ABOUT THIS TASK:
Which lines of the records below contain the word "static"? Report each of them in full.

[Dataset excerpts]
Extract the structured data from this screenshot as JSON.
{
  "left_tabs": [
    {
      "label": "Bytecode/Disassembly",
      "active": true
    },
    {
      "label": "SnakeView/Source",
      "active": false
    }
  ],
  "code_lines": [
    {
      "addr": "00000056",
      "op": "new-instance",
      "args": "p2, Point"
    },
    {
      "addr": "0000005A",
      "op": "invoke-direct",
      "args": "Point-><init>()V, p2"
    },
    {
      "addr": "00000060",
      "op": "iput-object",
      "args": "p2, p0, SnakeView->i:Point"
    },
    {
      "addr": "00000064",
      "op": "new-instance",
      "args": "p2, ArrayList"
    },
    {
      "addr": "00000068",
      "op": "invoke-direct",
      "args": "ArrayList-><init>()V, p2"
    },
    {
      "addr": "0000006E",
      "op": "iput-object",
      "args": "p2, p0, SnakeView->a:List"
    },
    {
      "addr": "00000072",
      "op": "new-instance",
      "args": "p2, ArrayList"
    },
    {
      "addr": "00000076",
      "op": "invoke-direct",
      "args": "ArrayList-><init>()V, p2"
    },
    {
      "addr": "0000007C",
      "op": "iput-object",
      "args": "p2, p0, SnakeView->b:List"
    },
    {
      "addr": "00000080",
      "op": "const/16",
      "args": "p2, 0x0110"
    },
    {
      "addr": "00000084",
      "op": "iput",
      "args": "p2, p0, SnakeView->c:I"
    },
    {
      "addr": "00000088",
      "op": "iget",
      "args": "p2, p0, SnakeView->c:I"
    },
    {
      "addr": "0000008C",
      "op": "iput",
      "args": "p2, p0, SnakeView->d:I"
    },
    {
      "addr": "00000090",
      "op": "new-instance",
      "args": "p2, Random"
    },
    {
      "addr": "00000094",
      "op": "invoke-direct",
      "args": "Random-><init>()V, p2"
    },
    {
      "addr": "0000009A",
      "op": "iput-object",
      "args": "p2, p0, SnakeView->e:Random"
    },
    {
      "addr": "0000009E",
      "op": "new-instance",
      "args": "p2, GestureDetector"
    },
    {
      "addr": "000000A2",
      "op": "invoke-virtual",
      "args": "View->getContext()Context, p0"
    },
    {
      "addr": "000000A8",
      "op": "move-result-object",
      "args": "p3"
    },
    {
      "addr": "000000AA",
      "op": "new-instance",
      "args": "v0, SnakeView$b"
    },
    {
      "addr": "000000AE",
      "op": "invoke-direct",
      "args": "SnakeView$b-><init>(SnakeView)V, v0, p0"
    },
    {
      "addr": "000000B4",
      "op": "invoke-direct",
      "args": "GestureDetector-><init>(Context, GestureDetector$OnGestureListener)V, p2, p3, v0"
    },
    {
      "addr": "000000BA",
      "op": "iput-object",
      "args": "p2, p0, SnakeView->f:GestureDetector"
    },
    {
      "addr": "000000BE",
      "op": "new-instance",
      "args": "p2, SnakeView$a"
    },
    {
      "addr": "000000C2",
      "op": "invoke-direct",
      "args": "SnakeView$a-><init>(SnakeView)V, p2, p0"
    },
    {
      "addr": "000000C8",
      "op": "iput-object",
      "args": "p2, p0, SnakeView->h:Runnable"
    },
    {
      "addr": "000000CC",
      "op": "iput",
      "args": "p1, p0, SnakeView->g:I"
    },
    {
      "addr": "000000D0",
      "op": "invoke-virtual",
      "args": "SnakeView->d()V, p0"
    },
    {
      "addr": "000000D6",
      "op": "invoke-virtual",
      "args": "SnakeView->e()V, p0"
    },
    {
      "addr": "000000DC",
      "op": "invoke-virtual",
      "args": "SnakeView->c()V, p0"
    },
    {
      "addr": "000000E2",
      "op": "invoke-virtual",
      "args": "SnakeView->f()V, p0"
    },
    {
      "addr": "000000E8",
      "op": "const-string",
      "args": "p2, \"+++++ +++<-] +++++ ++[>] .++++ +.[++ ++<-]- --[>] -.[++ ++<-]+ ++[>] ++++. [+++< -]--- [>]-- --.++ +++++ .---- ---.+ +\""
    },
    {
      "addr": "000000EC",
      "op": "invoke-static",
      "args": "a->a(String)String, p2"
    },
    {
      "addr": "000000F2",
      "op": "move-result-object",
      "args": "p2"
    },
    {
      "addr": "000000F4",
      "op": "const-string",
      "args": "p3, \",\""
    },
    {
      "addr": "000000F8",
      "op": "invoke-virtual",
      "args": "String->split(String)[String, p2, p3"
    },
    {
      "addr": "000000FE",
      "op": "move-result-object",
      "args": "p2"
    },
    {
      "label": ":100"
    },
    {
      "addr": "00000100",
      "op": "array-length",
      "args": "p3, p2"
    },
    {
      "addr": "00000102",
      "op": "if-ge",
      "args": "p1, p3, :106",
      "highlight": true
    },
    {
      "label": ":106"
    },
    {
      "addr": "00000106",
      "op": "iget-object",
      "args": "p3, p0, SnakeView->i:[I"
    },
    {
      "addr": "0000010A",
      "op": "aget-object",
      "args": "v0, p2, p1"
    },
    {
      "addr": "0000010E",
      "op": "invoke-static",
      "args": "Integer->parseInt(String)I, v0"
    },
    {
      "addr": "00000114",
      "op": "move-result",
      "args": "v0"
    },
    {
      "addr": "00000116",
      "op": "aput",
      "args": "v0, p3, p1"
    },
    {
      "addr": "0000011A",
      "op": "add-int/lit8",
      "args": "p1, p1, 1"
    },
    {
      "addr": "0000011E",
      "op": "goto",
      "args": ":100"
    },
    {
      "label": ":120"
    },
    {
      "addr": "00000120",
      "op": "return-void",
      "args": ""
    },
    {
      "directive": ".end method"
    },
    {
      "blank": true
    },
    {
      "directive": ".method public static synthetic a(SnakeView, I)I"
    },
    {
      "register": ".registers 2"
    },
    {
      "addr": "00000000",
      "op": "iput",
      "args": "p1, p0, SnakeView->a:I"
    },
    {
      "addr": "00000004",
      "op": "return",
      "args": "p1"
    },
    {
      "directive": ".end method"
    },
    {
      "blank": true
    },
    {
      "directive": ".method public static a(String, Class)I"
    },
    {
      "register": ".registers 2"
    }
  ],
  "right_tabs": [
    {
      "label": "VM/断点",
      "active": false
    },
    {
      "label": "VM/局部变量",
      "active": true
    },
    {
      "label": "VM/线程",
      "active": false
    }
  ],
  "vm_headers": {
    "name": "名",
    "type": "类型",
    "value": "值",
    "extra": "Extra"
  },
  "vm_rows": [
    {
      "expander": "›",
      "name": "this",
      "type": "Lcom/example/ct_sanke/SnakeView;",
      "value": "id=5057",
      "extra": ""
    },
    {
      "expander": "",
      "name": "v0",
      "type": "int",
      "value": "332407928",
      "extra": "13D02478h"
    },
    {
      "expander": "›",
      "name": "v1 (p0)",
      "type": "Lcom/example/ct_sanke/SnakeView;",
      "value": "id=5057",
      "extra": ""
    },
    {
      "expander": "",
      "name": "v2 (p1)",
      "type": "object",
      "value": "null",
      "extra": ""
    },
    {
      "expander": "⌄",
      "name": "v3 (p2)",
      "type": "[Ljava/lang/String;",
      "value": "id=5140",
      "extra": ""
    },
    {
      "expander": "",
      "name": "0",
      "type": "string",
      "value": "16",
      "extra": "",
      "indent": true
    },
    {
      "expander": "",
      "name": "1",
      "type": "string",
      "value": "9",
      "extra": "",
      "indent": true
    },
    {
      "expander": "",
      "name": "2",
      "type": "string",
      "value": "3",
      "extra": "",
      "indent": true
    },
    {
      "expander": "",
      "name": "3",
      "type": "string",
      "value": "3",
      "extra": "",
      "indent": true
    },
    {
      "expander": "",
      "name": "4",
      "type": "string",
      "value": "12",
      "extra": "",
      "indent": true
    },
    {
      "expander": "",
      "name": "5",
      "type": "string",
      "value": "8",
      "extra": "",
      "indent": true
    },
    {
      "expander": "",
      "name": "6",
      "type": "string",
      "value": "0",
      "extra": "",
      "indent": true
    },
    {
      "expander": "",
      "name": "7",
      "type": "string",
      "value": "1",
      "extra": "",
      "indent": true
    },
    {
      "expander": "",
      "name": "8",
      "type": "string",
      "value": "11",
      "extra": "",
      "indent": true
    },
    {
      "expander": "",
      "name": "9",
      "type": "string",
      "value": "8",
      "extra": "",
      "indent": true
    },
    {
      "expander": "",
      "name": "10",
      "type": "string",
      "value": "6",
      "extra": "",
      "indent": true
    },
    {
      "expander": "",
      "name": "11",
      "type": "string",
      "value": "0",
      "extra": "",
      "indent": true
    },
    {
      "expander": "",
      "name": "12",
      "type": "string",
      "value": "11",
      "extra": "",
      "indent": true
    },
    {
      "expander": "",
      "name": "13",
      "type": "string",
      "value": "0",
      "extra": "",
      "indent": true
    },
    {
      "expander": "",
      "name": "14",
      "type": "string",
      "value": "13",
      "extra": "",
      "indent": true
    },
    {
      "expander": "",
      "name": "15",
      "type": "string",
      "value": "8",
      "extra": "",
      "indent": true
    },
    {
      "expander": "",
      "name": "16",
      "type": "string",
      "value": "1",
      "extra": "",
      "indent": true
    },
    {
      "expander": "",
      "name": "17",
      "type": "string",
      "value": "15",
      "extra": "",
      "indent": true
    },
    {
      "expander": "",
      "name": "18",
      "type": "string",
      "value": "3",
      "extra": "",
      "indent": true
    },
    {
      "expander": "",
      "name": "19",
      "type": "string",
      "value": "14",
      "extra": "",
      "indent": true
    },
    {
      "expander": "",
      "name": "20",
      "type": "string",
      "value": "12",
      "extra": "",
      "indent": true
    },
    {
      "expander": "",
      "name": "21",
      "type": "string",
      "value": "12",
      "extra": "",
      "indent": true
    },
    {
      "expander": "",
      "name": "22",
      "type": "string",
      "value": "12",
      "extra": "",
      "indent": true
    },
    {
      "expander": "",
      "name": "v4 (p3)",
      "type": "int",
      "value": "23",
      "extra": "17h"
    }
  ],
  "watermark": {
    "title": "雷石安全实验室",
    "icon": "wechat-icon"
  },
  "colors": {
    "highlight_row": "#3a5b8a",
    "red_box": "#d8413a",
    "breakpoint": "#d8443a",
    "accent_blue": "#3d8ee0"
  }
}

SOLUTION TO THIS TASK:
      "op": "invoke-static",
      "op": "invoke-static",
      "directive": ".method public static synthetic a(SnakeView, I)I"
      "directive": ".method public static a(String, Class)I"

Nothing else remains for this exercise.